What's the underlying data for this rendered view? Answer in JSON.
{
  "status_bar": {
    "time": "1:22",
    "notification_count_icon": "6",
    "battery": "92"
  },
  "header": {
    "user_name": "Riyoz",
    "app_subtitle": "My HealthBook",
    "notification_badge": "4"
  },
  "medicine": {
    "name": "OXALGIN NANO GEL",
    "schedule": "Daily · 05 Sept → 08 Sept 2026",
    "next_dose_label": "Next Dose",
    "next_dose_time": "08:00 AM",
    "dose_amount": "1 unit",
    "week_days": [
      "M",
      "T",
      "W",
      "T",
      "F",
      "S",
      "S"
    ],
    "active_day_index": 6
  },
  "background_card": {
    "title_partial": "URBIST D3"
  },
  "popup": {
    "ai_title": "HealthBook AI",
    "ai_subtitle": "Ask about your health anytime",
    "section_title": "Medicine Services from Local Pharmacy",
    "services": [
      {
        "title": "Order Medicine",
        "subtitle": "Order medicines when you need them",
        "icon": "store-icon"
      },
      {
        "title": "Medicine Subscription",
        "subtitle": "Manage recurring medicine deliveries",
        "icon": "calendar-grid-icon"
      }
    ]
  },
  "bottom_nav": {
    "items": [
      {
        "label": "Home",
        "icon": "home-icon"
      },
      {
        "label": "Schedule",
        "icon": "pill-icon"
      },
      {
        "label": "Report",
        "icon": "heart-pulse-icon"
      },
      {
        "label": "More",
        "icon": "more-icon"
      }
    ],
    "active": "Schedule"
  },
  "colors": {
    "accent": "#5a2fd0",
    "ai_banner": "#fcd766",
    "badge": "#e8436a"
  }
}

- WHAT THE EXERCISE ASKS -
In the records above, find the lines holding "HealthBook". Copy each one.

- RESPONSE -
    "app_subtitle": "My HealthBook",
    "ai_title": "HealthBook AI",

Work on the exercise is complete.